There is a distinct lack of attention paid to events like bingo in the anthropology of aging, since this field generally focuses on disconnection seen in events like retirement and death, instead of connection, seen on both a personal and community-wide level in events like bingo. The intrinsic disengagement theory, which posits that old age is a universal time for withdrawal, with three potential circumstances for such disengagement, has been an influential albeit controversial theory. Those scholars who support the first scenario of the intrinsic disengagement theory suggest that society pushes elderly people away and inhibits their ability and opportunities for social interaction as a way to remain engaged (Keith 1980:343). In this thesis, I use bingo to argue against the idea that the elderly choose to accept this disengagement; the other possible circumstances associated with this theory are explained and elaborated in detail on page four. My fieldwork demonstrates that elderly players make a significant effort to attend bingo and value the social connections and interactions this activity provides. Furthermore, I argue that we must nuance our understanding of the processes of disengagement and engagement by considering key contextual factors, including town structure, dependence on automobile use, and cultural values such as independence. I suggest a new approach to the study of social isolation and connection in elderly populations, which is particularly applicable to the elderly living in rural areas.

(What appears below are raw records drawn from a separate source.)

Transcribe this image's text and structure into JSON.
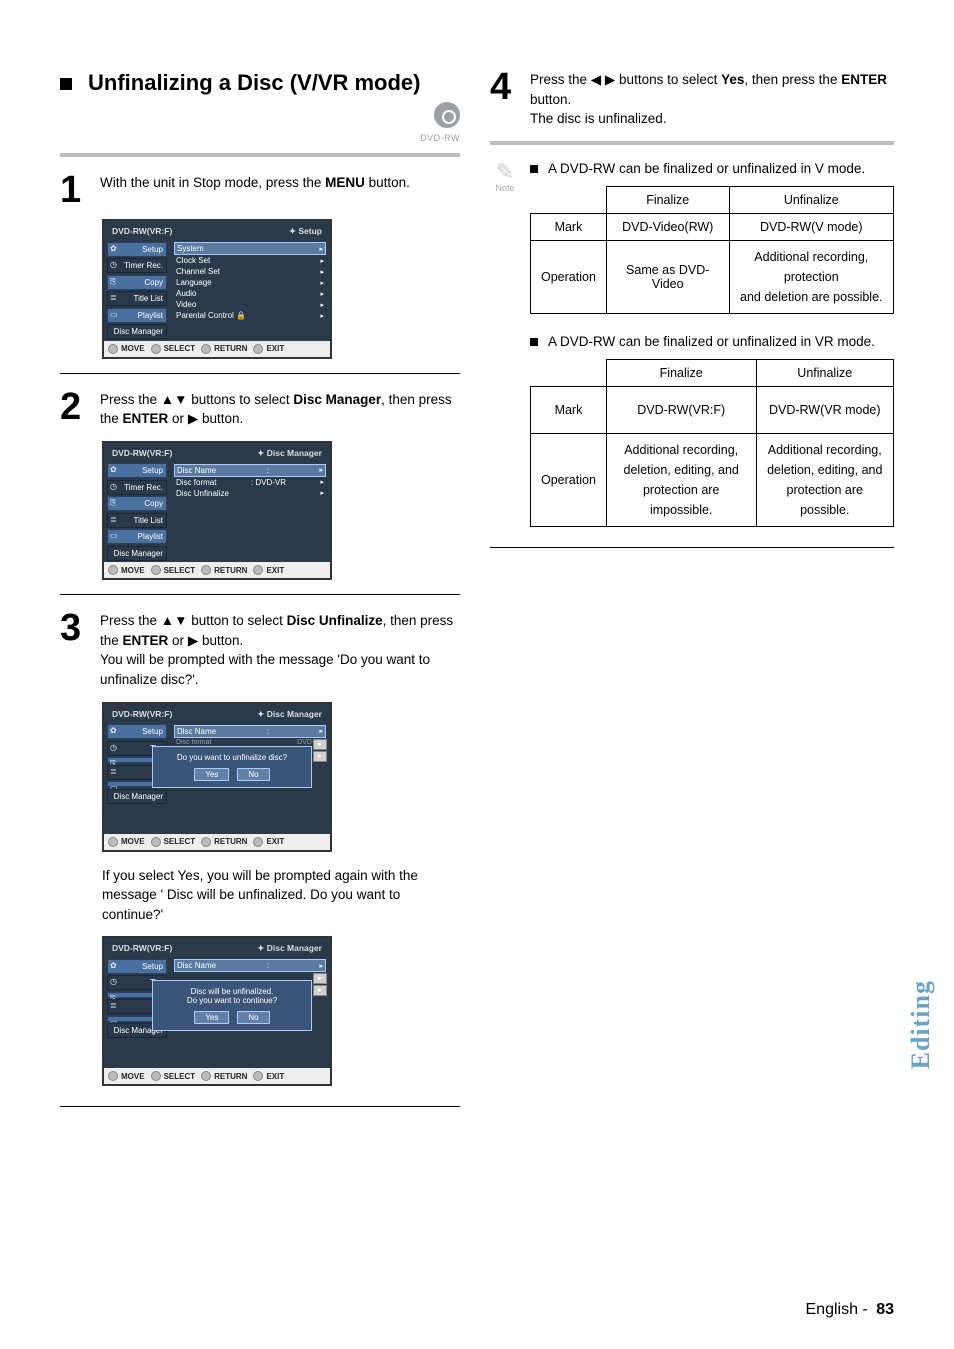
{
  "heading": {
    "title": "Unfinalizing a Disc (V/VR mode)",
    "disc_badge_label": "DVD-RW"
  },
  "steps": {
    "s1": {
      "num": "1",
      "text_pre": "With the unit in Stop mode, press the ",
      "text_bold": "MENU",
      "text_post": " button."
    },
    "s2": {
      "num": "2",
      "text_pre": "Press the ",
      "arrows": "▲▼",
      "text_mid": " buttons to select ",
      "text_bold": "Disc Manager",
      "text_post": ", then press the ",
      "text_bold2": "ENTER",
      "text_or": " or ",
      "arrow_r": "▶",
      "text_end": " button."
    },
    "s3": {
      "num": "3",
      "line1_pre": "Press the ",
      "arrows": "▲▼",
      "line1_mid": " button to select ",
      "line1_bold": "Disc Unfinalize",
      "line1_post": ", then press the ",
      "line1_bold2": "ENTER",
      "line1_or": " or ",
      "arrow_r": "▶",
      "line1_end": " button.",
      "line2": "You will be prompted with the message 'Do you want to unfinalize disc?'.",
      "confirm_text": "If you select Yes, you will be prompted again with the message ' Disc will be unfinalized. Do you want to continue?'"
    },
    "s4": {
      "num": "4",
      "text_pre": "Press the ",
      "arrows": "◀ ▶",
      "text_mid": " buttons to select ",
      "text_bold": "Yes",
      "text_post": ", then press the ",
      "text_bold2": "ENTER",
      "text_post2": " button.",
      "line2": "The disc is unfinalized."
    }
  },
  "osd": {
    "header_mode": "DVD-RW(VR:F)",
    "header_setup": "Setup",
    "header_discmgr": "Disc Manager",
    "footer": {
      "move": "MOVE",
      "select": "SELECT",
      "return": "RETURN",
      "exit": "EXIT"
    },
    "sidebar": {
      "setup": "Setup",
      "timer": "Timer Rec.",
      "copy": "Copy",
      "titlelist": "Title List",
      "playlist": "Playlist",
      "discmgr": "Disc Manager",
      "ti_short": "Ti",
      "tim_short": "Tim"
    },
    "menu1": {
      "system": "System",
      "clock": "Clock Set",
      "channel": "Channel Set",
      "language": "Language",
      "audio": "Audio",
      "video": "Video",
      "parental": "Parental Control"
    },
    "menu2": {
      "discname": "Disc Name",
      "discname_val": ":",
      "discformat": "Disc format",
      "discformat_val": ": DVD-VR",
      "discunfinal": "Disc Unfinalize"
    },
    "dialog1": {
      "msg": "Do you want to unfinalize disc?",
      "yes": "Yes",
      "no": "No"
    },
    "dialog2": {
      "msg1": "Disc will be unfinalized.",
      "msg2": "Do you want to continue?",
      "yes": "Yes",
      "no": "No"
    },
    "dvdvr_short": "DVD-VR"
  },
  "notes": {
    "note_label": "Note",
    "n1": "A DVD-RW can be finalized or unfinalized in V mode.",
    "n2": "A DVD-RW can be finalized or unfinalized in VR mode."
  },
  "table1": {
    "h_finalize": "Finalize",
    "h_unfinalize": "Unfinalize",
    "r_mark": "Mark",
    "r_mark_fin": "DVD-Video(RW)",
    "r_mark_unfin": "DVD-RW(V mode)",
    "r_op": "Operation",
    "r_op_fin": "Same as DVD-Video",
    "r_op_unfin_l1": "Additional recording, protection",
    "r_op_unfin_l2": "and deletion are possible."
  },
  "table2": {
    "h_finalize": "Finalize",
    "h_unfinalize": "Unfinalize",
    "r_mark": "Mark",
    "r_mark_fin": "DVD-RW(VR:F)",
    "r_mark_unfin": "DVD-RW(VR mode)",
    "r_op": "Operation",
    "r_op_fin_l1": "Additional recording,",
    "r_op_fin_l2": "deletion, editing, and",
    "r_op_fin_l3": "protection are impossible.",
    "r_op_unfin_l1": "Additional recording,",
    "r_op_unfin_l2": "deletion, editing, and",
    "r_op_unfin_l3": "protection are possible."
  },
  "footer": {
    "lang": "English",
    "sep": " - ",
    "page": "83"
  },
  "sidetab": "Editing"
}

To begin, I provide a concise history of the anthropology of aging and the prominent theory of intrinsic disengagement in particular. Next, I use ethnographic fieldwork to detail bingo as an event and then to critique intrinsic disengagement, particularly on the issues of social isolation, mobility and American values. I conclude my paper with an analysis of other organizations in Fairfield and Bonneauville that provide opportunities for social interaction in order to establish what is unique about bingo and how it best meets the needs of the community and players, particularly in terms of combating social isolation.